How To Remove Water Stain Circles from Wood Furniture
Inspired by last night's season finale of Curb Your Enthusiasm in which Larry David is blamed for leaving a water circle stain on Julia-Louis Dreyfuss' heirloom table. I figured we should finally get to work on removing the water stains on our dining room table.
Laura and I enjoy entertaining guests and even if you set coasters and napkins out, drinks will end up being left on wood furniture. Our dining room table is perfect for the small room and is a piece of furniture given to us by Laura's grandmother. It's not an antique but we treasure where it came from as well as how it functions and looks. Unfortunately it has been marred by many wet drinks and before we invest in having it re-finished we searched online for other alternatives to remove the water stain circles.
The most common remedies that required the least amount of investment of time and money we found were:
1. Toothpaste technique
2. Mayonnaise and Ashes
3. Baking soda and water (or toothpaste)
We thought we'd give all three a try and here are the results.
A white toothpaste is required for this so leave the gels in the bathroom. We have Sensodyne handy so we dabbed a bit of that directly on the water stain ring. You don’t need much at all. Some people recommend letting it sit for awhile but because this works via abrasion and not water extraction we went to work on the stain after only a couple minutes.

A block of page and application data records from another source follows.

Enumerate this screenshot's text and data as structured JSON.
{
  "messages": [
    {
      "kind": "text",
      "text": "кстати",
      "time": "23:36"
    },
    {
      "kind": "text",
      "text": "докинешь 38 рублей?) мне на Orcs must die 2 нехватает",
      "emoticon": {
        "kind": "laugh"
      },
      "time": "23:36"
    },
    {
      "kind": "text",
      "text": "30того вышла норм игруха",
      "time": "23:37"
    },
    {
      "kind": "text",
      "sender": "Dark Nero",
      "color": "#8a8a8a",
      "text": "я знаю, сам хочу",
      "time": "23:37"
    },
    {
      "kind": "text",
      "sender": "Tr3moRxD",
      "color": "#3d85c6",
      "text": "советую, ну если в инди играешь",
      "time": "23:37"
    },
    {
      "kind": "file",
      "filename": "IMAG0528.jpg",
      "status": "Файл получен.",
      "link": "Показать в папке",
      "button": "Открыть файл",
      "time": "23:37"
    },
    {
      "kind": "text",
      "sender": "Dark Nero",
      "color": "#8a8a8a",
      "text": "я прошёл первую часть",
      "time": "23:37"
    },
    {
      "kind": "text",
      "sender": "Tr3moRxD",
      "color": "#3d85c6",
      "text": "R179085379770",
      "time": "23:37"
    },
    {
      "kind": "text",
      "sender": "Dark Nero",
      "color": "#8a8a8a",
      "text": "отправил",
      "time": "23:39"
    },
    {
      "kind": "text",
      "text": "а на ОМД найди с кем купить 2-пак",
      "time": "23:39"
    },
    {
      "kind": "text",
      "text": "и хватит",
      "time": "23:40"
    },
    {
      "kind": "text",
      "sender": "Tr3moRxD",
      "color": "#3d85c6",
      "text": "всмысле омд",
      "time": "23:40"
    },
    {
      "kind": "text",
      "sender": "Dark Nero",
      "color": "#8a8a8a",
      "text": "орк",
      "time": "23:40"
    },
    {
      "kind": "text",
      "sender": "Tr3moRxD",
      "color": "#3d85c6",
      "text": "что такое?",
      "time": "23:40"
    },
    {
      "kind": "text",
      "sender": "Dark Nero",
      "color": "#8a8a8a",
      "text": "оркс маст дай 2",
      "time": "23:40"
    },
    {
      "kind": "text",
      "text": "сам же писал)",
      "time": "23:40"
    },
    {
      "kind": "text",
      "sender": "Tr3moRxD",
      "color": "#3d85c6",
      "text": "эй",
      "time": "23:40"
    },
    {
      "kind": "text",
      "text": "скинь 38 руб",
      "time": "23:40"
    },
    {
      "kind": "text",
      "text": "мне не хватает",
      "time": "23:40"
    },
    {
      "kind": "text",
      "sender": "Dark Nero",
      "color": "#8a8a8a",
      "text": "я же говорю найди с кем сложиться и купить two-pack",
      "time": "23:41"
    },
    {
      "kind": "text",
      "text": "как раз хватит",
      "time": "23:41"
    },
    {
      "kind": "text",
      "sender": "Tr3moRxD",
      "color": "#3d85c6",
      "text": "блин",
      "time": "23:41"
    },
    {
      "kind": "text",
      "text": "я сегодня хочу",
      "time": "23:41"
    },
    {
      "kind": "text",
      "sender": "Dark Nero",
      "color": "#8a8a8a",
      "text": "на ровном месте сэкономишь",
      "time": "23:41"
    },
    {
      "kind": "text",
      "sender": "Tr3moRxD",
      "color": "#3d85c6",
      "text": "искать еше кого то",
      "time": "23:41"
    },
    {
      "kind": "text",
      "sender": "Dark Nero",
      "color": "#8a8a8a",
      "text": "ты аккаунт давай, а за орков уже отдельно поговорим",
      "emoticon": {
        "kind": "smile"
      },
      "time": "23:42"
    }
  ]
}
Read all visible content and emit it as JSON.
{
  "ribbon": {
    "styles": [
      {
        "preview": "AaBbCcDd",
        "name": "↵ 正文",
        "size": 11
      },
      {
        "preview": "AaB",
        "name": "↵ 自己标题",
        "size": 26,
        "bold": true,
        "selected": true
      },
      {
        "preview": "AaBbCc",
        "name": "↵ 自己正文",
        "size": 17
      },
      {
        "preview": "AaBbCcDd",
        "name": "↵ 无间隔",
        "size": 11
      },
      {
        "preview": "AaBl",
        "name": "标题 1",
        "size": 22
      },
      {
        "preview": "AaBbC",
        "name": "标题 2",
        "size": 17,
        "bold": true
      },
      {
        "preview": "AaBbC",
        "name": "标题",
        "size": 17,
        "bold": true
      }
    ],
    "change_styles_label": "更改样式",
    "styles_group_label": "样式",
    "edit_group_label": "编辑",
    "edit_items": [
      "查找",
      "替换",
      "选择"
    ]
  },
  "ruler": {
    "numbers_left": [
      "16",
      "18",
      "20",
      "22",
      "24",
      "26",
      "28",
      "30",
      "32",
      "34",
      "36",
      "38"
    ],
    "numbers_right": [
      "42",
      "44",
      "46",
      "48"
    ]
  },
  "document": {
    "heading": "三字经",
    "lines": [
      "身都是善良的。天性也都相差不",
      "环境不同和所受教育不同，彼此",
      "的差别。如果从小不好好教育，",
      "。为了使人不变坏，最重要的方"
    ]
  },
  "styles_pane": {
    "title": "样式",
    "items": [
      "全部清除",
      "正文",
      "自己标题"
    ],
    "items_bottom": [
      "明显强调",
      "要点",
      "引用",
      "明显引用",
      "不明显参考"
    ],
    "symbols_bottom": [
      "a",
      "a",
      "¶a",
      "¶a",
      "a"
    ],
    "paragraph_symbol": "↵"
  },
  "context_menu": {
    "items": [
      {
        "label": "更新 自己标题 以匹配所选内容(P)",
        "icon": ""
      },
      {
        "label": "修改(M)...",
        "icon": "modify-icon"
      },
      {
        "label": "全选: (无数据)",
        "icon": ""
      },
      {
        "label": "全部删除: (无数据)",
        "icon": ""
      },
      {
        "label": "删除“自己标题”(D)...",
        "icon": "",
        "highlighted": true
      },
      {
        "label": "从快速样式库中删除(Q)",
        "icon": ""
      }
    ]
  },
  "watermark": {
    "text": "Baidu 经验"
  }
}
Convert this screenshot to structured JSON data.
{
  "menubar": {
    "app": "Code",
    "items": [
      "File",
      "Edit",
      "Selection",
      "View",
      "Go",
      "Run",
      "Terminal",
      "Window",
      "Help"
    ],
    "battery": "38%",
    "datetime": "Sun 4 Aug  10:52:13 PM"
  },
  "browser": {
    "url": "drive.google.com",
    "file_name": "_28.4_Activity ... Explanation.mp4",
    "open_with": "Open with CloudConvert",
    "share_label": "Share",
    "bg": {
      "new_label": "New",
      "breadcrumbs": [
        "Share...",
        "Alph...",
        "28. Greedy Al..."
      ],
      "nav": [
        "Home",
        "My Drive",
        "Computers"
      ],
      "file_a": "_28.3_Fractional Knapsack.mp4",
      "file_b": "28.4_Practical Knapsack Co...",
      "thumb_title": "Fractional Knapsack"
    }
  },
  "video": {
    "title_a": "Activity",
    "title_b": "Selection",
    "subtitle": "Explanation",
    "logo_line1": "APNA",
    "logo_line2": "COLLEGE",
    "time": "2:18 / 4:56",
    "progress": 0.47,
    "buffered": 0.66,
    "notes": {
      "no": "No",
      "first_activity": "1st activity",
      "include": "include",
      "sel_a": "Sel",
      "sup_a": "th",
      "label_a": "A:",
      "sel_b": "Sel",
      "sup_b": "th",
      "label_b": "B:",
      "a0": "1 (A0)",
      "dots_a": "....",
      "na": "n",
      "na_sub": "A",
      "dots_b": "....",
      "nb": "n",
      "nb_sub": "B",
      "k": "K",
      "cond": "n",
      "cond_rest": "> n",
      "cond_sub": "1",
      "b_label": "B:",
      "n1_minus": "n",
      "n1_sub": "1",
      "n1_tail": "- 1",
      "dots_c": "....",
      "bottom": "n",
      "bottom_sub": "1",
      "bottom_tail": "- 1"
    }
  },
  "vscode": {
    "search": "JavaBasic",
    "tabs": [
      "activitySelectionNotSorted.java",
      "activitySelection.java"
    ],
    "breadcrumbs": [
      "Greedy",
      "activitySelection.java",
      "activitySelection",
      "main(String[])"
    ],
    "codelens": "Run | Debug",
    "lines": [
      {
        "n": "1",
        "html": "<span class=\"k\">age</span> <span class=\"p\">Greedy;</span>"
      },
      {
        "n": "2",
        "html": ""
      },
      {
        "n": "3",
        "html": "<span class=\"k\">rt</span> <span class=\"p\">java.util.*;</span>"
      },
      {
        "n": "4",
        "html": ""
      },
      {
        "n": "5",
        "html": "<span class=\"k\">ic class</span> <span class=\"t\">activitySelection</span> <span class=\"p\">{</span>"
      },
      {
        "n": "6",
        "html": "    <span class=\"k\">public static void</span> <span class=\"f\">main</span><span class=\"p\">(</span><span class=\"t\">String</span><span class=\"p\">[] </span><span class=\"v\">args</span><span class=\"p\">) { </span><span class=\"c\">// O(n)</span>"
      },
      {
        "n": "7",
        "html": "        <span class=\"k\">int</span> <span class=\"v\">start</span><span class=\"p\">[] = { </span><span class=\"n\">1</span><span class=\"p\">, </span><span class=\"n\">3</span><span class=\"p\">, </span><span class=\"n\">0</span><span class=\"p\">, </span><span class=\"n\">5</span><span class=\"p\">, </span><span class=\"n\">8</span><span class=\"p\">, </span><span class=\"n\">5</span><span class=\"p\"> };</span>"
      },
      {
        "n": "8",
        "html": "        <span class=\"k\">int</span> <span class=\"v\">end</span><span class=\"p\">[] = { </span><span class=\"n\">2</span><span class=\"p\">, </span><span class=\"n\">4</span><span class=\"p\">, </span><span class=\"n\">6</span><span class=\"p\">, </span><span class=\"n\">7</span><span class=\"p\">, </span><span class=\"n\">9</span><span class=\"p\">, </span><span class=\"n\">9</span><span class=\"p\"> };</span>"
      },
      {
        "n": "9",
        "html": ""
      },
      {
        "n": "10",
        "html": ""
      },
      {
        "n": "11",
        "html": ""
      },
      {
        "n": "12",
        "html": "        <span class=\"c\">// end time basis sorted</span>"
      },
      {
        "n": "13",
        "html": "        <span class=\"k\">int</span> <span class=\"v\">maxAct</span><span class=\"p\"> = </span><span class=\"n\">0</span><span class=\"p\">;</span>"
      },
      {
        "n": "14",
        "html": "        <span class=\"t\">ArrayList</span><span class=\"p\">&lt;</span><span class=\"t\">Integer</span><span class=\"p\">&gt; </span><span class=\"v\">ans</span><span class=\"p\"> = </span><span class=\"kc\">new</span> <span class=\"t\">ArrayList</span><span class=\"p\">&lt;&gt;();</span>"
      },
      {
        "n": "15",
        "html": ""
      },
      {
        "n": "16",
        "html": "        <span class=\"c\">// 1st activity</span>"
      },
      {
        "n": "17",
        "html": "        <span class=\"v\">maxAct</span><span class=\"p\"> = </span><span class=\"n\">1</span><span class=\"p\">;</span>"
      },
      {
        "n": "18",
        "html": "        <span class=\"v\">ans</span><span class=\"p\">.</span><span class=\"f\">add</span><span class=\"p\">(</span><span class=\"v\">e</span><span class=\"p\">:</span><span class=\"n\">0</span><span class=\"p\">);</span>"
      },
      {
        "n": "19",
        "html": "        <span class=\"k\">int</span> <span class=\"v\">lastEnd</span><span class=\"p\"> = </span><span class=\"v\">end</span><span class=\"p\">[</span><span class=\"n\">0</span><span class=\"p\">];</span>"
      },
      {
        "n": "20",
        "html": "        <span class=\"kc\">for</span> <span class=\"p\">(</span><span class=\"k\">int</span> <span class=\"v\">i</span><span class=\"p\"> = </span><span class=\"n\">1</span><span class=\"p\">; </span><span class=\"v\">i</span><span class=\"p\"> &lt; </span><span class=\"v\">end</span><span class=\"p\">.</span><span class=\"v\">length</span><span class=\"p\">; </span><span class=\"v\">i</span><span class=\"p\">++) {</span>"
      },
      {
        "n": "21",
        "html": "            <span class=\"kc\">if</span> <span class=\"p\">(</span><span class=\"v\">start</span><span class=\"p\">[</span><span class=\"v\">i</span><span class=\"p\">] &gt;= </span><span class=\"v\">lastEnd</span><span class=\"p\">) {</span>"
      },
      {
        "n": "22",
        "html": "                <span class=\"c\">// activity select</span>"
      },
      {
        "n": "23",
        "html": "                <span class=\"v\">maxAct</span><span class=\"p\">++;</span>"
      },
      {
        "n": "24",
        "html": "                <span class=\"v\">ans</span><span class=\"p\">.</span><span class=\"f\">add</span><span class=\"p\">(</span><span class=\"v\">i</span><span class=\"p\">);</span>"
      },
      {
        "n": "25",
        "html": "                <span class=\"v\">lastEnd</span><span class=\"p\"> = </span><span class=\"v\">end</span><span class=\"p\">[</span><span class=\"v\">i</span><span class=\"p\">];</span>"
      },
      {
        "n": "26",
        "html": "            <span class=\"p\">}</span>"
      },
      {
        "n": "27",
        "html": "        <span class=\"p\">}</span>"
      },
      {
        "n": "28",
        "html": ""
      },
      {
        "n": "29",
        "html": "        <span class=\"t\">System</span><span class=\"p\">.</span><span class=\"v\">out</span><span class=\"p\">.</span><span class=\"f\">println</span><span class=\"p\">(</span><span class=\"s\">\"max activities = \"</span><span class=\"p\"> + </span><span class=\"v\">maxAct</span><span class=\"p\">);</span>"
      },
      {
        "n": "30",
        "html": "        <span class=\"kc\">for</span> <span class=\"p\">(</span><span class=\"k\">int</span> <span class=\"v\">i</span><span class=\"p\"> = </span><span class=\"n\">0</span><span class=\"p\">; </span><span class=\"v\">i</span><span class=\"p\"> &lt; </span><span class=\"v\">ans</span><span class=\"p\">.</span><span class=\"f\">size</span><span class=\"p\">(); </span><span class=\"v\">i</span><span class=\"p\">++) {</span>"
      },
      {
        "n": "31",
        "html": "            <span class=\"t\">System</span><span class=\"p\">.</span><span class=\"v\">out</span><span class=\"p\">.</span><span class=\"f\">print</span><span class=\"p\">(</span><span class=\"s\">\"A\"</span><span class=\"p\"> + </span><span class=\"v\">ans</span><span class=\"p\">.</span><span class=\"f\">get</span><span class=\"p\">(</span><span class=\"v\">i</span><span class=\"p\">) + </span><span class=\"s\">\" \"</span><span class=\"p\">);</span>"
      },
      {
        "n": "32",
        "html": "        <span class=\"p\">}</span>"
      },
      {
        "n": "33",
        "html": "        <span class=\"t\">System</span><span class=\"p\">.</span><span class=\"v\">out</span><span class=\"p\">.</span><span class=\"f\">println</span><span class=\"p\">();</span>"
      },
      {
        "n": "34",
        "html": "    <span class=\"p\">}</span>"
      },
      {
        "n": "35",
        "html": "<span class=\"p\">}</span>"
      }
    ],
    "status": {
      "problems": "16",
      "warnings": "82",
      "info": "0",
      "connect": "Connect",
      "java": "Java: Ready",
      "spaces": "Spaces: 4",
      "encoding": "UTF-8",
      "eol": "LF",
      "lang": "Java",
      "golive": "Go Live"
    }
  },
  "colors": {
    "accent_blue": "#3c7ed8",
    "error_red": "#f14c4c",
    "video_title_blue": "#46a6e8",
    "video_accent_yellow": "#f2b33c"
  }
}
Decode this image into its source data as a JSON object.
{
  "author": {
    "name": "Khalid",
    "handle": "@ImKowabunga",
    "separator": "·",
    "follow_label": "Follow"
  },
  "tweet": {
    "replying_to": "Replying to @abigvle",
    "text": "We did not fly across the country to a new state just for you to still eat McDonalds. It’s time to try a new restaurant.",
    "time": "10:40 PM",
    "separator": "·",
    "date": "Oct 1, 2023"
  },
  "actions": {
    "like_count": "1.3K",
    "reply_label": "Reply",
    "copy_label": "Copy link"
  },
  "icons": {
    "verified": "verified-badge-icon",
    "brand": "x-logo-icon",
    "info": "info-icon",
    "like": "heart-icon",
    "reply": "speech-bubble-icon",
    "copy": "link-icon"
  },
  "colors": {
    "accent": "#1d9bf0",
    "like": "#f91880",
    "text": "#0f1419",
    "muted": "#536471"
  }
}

We were amazed! As we gently rubbed the toothpaste along the line of the stain we saw it immediately disappear or lighten. You don’t need to scrub very hard or for very long to see results. In fact scrubbing to long and outside the area of the stain could cause an even larger mark as it wears away the finish and top layer of wood.
Mayonnaise and Ashes
We heard much about this technique but to be honest neither of us smoke and therefore didn’t have ashes easily available. Cigarette ashes seem to be the ash of choice to be mixed in mayonnaise.
Apparently this technique relies on the mayonnaise somehow extracting the remaining water from the table as well as light abrasion due to the ashes.
We tried the mayonnaise sans ashes anyway and to our surprise it also worked! We let the mayonnaise sit for 3 hours but some recommend sitting it overnight. As we wiped the mayonnaise off the water stain was definitely less noticeable and we didn’t do any scrubbing as we had done with the toothpaste.
The water stains in this table have been there for at least 9 months so we thought it unlikely that there was any moisture to extract at all from from the table.
Baking Soda and Water
We mixed a 2-1 ratio of baking soda and water in a small metal bowl then proceeded to use a rag to gently scrub along the water mark line. Again the stain quickly started to recede. Not as dramatically as with the other two techniques but it definitely made a difference.
We experienced with a bit more baking soda for a thicker rub but that didn’t seem to do much to help. As with the toothpaste it doesn’t take much to see a difference.
In our opinion all 3 of these techniques work but the standout to us was the toothpaste technique. Next time we’d like to try a baking soda/toothpaste mixture as well as mix some ashes with the mayonnaise to see if the results are even better.
We’ll still have to polish and refinish the table to bring it back to it’s original luster but for now we are happy with at least regaining a table with much lighter stains.